Dataset records
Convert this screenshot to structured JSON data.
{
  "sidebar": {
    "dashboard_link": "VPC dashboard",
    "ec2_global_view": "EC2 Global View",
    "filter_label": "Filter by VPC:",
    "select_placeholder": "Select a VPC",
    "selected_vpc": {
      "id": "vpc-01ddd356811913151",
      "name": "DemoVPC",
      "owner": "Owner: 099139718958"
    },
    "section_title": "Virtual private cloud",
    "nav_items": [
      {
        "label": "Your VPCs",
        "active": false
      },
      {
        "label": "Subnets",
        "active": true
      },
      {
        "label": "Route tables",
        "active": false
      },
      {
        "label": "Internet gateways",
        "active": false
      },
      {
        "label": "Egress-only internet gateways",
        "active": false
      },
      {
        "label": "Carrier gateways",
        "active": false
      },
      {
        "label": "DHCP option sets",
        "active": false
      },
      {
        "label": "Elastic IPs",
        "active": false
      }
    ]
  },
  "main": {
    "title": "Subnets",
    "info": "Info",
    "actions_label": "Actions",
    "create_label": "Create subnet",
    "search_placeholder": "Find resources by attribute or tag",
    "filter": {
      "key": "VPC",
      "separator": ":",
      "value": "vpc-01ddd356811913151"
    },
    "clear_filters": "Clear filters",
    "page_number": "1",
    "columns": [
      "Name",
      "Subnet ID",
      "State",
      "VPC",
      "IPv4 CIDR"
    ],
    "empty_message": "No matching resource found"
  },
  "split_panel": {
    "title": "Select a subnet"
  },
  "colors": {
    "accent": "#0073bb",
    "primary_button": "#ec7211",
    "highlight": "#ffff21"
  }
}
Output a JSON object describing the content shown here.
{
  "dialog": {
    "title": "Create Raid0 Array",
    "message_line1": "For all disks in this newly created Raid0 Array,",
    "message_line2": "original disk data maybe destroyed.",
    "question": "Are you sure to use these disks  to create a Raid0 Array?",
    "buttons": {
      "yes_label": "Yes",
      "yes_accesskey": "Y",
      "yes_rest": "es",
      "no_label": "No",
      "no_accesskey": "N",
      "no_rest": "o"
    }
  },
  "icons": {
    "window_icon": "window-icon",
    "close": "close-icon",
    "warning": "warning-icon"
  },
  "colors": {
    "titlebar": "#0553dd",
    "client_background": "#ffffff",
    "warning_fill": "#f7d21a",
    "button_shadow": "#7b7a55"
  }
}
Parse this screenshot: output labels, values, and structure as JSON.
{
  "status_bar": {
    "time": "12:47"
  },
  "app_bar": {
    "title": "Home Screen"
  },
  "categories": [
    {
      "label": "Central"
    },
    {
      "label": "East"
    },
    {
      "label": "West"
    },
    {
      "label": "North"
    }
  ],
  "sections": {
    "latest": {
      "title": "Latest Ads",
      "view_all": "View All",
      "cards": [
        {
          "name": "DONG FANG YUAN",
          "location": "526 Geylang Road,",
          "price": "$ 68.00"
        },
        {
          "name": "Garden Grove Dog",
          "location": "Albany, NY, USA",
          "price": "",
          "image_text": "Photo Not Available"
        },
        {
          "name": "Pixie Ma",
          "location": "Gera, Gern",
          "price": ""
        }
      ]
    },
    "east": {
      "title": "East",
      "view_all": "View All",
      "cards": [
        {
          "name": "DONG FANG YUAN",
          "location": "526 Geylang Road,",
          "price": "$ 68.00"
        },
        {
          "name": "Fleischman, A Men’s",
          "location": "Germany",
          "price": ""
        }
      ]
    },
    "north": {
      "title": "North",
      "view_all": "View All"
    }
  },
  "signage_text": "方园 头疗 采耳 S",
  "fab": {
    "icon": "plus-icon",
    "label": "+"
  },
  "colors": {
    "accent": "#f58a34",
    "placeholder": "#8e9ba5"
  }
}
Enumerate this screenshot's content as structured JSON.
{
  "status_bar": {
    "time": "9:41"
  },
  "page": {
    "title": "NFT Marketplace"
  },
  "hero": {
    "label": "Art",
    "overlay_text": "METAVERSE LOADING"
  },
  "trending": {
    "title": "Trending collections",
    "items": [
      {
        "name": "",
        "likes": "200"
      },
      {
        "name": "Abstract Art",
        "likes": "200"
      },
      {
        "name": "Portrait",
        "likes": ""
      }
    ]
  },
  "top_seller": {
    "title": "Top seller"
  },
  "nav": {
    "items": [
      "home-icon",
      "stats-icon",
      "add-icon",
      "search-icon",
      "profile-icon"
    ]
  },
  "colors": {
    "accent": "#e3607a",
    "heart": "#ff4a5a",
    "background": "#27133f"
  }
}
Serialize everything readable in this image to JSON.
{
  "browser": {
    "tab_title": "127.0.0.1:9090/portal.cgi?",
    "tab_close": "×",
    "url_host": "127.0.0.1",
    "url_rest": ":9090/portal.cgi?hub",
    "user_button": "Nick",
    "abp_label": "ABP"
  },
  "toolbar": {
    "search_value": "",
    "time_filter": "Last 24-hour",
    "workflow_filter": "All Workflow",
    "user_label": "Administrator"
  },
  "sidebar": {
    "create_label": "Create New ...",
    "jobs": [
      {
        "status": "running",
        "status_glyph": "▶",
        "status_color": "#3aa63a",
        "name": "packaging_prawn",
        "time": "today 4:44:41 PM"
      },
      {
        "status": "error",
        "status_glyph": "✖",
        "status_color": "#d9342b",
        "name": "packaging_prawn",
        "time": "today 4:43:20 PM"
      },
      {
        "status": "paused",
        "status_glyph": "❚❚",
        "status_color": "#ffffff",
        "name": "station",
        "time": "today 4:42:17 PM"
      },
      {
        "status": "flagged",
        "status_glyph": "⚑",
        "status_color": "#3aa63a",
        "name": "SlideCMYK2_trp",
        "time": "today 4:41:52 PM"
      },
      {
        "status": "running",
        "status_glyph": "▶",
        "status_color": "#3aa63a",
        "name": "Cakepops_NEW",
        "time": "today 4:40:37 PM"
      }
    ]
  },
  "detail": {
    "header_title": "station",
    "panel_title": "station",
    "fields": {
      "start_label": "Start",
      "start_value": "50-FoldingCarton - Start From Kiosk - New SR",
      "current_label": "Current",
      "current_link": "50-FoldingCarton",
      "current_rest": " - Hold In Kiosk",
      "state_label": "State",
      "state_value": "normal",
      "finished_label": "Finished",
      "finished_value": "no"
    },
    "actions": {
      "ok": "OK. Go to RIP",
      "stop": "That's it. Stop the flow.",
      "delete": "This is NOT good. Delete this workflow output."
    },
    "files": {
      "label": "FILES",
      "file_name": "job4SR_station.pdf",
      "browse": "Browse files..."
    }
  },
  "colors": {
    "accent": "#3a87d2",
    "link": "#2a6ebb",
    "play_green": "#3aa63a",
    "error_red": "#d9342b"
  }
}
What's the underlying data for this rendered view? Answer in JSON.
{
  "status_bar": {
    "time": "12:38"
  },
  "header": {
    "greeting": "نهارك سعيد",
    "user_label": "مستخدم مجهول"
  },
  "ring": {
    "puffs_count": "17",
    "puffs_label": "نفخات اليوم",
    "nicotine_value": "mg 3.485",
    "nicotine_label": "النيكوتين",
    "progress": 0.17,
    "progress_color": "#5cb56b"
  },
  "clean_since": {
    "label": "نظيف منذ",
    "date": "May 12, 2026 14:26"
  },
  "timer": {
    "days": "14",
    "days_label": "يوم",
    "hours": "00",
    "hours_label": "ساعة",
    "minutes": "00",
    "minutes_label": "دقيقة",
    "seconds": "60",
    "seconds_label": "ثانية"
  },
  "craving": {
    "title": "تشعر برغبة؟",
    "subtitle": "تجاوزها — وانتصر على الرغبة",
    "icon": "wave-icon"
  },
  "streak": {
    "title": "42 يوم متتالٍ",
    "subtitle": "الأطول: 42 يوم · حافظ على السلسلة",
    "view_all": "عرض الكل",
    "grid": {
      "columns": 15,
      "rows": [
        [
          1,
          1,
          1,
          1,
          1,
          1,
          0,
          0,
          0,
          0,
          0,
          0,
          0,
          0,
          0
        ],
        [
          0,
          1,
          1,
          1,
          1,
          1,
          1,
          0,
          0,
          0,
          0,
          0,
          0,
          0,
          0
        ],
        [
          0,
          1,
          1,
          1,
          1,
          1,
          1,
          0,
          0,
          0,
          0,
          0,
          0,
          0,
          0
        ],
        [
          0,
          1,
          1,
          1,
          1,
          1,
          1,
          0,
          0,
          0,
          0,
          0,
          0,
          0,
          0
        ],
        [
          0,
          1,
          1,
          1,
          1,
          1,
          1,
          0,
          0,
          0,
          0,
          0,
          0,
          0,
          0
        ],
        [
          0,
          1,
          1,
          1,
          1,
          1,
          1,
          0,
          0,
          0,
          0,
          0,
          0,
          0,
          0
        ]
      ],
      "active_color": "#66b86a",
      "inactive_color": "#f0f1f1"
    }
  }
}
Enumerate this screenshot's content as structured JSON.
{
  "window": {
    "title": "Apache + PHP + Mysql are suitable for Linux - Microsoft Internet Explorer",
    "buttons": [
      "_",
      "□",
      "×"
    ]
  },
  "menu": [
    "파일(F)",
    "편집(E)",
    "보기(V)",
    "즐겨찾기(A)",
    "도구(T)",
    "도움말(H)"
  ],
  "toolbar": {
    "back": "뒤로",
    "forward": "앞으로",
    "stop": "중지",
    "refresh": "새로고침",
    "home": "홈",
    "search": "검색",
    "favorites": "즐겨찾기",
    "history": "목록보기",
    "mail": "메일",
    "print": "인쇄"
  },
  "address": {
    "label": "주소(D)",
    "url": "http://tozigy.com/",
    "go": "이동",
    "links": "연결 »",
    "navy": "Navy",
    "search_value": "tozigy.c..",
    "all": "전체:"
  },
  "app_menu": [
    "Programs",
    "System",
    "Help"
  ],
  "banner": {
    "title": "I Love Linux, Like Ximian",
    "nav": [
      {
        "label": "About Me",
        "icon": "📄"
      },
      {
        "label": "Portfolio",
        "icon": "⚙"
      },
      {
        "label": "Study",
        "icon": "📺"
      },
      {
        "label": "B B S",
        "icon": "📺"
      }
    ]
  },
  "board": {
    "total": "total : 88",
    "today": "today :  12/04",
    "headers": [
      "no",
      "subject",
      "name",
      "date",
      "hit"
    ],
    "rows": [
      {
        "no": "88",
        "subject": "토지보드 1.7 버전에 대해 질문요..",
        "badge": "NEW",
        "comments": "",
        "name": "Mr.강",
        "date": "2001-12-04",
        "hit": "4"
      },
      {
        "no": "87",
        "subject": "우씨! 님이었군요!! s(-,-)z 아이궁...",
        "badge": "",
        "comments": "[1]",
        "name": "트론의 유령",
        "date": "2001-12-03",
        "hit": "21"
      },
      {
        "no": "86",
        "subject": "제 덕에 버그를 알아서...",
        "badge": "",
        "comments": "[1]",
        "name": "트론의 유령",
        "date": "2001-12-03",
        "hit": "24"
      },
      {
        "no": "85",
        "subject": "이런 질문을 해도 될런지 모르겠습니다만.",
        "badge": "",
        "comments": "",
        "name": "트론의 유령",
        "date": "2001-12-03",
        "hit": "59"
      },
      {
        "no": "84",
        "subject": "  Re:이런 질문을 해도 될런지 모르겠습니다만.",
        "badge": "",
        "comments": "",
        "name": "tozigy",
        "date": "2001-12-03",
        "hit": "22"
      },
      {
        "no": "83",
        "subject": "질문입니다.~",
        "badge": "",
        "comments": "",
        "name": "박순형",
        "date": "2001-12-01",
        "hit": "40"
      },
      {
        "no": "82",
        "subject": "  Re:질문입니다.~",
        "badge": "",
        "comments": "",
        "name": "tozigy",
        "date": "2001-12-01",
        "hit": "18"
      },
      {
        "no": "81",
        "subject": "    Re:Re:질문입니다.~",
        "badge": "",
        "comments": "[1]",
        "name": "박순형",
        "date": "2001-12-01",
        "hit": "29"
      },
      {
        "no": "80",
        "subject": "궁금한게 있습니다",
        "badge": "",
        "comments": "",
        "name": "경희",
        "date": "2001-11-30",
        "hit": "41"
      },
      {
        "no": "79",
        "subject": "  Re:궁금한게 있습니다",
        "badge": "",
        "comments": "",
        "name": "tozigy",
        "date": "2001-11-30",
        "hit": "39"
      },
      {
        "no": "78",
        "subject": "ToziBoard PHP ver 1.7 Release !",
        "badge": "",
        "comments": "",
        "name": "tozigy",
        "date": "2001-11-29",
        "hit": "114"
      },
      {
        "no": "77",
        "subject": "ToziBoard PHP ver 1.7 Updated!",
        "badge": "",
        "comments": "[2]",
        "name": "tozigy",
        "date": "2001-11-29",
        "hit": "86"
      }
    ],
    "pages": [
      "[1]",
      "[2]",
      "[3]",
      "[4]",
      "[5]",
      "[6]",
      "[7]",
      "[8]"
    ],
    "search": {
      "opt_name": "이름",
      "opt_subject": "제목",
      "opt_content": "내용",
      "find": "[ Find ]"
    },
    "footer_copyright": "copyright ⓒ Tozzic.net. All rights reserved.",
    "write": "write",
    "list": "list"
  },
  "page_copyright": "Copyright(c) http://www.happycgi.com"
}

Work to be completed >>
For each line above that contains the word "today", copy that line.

Task answer >>
        "time": "today 4:44:41 PM"
        "time": "today 4:43:20 PM"
        "time": "today 4:42:17 PM"
        "time": "today 4:41:52 PM"
        "time": "today 4:40:37 PM"
    "today": "today :  12/04",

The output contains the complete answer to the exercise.